Thinking The Plural: Richard J. Bernstein and the Expansion of American Philosophy is a text devoted to highlighting, scrutinizing, and deploying Bernstein's philosophical research as it has intersected and impacted American and European philosophy. Collecting essays written explicitly for the volume from former students of Bernstein's, the book shows the breadth and scope of his work while expanding key insights into new contexts and testing his work against thinkers outside the canon of his own scholarship. In light of urgent contemporary ethical and political problems, the papers collected here show the continuing relevance of Bernstein's lifelong focus on democracy, dialogue, pragmatism, fallibilism, and pluralism. Bernstein has always contested the supposed Analytic/Continental divide, insisting on the pluralism of philosophical discourses and styles that contribute to genuine debate and save philosophy from stale academicism. This book enacts Bernstein's pluralistic spirit by crossing traditions and generating new avenues for ongoing research. A central argument of the book is that thinkers of different backgrounds, using diverse, and even clashing methodologies, contribute to the understanding of a given problem, issue, or theme. This argument lies at the heart of Bernstein's published works and is central to the fallibilistic pragmatism of his pedagogy. This book therefore does not rest on a single answer to a question or a univocal theme, but shows the differentiation of Bernstein's scholarship through the extension of pluralism into territory Bernstein himself did not enter.
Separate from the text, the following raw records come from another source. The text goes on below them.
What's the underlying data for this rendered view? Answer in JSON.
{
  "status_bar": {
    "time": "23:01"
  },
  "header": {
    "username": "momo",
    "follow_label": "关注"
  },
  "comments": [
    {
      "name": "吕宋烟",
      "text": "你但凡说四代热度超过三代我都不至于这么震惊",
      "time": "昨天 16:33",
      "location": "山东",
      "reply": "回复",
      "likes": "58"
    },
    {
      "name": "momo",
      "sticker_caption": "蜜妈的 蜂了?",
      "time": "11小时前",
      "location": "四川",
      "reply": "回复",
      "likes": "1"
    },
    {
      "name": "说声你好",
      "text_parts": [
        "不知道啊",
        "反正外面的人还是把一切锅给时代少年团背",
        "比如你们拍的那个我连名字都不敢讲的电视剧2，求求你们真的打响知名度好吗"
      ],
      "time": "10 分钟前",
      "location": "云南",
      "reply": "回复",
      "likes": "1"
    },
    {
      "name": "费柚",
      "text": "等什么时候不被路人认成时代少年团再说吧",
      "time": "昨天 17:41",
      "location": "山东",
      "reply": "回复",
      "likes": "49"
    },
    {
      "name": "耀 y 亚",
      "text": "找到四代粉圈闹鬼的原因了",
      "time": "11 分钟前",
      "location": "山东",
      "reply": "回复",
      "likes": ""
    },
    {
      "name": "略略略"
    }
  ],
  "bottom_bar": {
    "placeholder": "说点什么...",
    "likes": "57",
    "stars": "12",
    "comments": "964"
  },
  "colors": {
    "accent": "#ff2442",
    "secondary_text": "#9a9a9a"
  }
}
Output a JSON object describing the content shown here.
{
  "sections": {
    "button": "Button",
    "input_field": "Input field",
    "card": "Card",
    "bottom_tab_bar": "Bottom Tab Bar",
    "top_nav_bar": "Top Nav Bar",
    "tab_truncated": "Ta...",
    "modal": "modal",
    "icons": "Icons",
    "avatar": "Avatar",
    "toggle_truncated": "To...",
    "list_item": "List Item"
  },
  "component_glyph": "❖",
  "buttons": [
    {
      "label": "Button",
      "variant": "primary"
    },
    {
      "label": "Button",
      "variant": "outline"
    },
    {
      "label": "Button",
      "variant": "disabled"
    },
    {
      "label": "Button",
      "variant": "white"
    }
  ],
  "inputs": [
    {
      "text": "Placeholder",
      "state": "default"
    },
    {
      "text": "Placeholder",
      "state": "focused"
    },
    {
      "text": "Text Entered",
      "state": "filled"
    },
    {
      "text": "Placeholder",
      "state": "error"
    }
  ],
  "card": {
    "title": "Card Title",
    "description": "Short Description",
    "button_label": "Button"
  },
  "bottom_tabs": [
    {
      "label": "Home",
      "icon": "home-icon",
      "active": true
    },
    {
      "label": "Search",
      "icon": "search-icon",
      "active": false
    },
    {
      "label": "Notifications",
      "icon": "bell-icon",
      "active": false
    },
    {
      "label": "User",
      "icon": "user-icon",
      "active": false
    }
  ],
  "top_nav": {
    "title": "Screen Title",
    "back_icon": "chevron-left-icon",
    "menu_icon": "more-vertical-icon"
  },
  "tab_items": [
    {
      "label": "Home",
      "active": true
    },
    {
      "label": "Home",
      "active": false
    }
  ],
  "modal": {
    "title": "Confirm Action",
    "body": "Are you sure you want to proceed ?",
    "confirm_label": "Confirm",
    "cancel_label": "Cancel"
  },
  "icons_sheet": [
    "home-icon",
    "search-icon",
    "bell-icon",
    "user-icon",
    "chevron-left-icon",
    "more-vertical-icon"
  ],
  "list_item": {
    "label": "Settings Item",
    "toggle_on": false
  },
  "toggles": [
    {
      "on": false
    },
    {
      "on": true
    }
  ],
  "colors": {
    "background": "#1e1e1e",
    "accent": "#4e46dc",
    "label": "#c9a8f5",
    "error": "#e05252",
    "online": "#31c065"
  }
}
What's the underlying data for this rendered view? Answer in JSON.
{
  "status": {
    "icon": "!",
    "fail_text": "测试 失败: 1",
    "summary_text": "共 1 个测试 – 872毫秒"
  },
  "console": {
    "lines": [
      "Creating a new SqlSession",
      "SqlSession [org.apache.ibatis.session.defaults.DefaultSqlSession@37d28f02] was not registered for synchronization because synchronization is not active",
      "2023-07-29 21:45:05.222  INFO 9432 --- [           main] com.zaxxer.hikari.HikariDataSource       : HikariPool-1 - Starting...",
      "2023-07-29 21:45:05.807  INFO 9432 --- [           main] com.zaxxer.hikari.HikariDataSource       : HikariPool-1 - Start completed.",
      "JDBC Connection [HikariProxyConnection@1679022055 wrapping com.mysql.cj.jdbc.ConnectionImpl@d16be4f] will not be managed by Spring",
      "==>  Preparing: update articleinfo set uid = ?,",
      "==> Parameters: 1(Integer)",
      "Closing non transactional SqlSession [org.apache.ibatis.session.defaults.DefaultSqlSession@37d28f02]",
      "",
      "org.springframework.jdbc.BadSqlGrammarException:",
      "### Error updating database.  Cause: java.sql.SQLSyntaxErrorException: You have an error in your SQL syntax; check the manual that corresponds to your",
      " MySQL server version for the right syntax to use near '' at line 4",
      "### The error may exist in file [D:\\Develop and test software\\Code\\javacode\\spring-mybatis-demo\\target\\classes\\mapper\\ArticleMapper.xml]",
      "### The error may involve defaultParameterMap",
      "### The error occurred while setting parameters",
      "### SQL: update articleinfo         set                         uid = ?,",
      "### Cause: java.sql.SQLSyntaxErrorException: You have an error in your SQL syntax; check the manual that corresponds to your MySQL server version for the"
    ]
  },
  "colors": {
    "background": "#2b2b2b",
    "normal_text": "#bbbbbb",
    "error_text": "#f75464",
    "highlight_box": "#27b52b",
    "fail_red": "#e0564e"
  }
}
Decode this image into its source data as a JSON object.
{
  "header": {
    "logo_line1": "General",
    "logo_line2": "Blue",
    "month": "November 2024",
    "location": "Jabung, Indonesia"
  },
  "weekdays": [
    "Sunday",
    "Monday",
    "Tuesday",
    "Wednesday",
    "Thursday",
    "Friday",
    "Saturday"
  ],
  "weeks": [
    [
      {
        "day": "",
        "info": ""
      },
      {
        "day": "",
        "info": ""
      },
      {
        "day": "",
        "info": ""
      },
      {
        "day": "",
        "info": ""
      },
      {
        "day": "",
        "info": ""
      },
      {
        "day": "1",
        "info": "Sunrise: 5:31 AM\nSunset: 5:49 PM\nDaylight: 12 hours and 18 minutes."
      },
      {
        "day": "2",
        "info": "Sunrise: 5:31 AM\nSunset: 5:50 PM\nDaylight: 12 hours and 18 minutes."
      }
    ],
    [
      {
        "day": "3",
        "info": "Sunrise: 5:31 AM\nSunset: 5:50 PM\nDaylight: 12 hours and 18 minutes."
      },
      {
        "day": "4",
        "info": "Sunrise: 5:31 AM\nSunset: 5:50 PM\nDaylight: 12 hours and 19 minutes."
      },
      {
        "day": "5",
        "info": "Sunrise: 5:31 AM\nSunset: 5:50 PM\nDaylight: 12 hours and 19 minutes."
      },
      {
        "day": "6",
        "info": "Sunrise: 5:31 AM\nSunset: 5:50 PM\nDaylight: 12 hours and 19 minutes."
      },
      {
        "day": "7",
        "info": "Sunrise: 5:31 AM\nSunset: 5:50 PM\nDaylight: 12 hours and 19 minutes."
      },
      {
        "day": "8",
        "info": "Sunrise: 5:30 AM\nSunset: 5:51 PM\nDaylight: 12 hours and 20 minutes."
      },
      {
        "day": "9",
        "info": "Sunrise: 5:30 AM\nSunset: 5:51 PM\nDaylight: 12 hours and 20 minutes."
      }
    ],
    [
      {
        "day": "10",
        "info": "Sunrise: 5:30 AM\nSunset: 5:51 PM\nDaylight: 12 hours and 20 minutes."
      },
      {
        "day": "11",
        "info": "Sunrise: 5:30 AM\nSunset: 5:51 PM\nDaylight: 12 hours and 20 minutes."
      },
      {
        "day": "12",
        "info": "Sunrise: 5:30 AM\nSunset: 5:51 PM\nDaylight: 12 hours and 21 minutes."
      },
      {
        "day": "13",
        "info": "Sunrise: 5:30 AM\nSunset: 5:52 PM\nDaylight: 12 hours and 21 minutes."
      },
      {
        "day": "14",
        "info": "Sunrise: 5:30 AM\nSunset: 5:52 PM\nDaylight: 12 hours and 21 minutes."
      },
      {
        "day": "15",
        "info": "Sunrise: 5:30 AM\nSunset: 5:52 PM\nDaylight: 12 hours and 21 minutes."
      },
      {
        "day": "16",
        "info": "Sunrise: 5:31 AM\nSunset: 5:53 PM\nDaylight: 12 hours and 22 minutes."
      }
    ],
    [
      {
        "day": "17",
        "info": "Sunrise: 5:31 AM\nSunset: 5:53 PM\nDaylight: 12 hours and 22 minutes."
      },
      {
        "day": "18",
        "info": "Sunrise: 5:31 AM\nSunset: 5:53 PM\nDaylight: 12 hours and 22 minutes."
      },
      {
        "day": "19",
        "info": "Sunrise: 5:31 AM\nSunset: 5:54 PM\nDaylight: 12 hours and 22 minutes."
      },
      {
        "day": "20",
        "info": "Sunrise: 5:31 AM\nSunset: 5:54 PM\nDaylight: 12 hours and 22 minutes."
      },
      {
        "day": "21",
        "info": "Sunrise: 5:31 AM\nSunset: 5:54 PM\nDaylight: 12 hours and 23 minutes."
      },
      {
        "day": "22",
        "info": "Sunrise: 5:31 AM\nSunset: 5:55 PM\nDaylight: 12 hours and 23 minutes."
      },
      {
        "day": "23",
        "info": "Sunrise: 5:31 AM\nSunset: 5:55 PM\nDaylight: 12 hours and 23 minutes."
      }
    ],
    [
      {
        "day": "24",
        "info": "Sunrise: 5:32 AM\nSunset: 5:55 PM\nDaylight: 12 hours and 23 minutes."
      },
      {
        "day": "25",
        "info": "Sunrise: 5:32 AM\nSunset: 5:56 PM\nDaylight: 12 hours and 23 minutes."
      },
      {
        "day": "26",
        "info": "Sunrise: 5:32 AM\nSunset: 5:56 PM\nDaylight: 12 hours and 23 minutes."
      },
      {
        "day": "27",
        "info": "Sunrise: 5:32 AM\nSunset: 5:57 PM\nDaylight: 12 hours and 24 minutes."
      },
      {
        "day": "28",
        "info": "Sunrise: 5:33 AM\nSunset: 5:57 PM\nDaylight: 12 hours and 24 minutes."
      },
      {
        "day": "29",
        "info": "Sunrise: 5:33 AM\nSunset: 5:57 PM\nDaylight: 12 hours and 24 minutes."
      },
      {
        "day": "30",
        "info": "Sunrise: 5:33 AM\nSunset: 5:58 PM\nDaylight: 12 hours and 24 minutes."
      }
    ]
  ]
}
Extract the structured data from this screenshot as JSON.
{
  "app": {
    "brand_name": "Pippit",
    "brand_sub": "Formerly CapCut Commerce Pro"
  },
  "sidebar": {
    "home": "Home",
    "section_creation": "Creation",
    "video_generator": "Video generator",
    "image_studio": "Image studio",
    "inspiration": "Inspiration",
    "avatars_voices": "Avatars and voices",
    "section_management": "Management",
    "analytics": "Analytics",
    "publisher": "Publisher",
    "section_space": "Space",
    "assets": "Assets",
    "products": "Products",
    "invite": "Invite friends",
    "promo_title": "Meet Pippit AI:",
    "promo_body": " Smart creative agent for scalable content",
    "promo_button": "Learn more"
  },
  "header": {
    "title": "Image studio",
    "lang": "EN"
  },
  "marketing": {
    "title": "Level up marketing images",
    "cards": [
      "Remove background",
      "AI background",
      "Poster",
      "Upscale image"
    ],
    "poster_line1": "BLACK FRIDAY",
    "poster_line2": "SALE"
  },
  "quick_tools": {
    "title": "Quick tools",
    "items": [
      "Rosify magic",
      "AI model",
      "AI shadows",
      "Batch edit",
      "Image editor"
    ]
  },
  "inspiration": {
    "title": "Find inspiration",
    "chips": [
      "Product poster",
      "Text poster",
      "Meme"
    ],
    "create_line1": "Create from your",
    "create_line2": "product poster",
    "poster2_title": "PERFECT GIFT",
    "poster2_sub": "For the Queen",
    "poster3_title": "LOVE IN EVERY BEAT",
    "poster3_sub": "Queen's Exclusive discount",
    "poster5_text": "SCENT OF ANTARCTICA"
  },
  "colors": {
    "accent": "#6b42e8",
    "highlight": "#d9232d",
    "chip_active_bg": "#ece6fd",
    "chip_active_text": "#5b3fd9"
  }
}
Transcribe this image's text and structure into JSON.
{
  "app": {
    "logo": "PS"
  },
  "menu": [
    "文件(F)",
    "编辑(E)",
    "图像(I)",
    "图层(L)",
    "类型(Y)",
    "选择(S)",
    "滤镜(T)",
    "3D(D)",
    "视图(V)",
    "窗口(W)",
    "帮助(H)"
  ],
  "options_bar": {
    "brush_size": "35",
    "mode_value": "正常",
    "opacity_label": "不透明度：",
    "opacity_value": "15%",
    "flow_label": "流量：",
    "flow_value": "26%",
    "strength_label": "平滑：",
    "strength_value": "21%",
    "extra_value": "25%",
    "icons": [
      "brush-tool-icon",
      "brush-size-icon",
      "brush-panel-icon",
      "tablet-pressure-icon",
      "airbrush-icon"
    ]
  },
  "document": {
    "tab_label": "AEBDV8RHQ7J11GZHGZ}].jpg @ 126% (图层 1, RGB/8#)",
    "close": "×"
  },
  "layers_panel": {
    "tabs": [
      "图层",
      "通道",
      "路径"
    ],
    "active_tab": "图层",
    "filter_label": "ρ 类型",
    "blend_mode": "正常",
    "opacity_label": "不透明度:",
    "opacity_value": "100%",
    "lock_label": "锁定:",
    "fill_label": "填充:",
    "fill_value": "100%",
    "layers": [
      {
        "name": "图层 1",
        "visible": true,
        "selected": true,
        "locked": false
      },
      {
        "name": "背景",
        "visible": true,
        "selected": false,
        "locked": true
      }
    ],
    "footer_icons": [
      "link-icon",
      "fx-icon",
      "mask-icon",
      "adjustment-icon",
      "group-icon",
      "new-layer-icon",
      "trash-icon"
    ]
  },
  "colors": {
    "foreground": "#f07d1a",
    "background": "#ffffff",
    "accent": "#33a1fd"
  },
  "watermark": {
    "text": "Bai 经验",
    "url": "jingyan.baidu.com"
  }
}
The chapters, individually and collectively, demonstrate the force of Bernstein's pluralism beyond mere commentary on his works.
This book will be of interest to many people: 1) scholars, students and others in American philosophy who have worked on or with Richard J. Bernstein or in the tradition of American Pragmatism widely construed, 2) those interested in the intersections between American and European philosophy or between the Analytic and Continental traditions, 3) professional philosophers, philosophy students, and public intellectuals concerned with the application of theory to contemporary ethical and political problems, and 4) those interested in an introduction to the key concepts animating Bernstein's work and their relationship to the history of philosophy.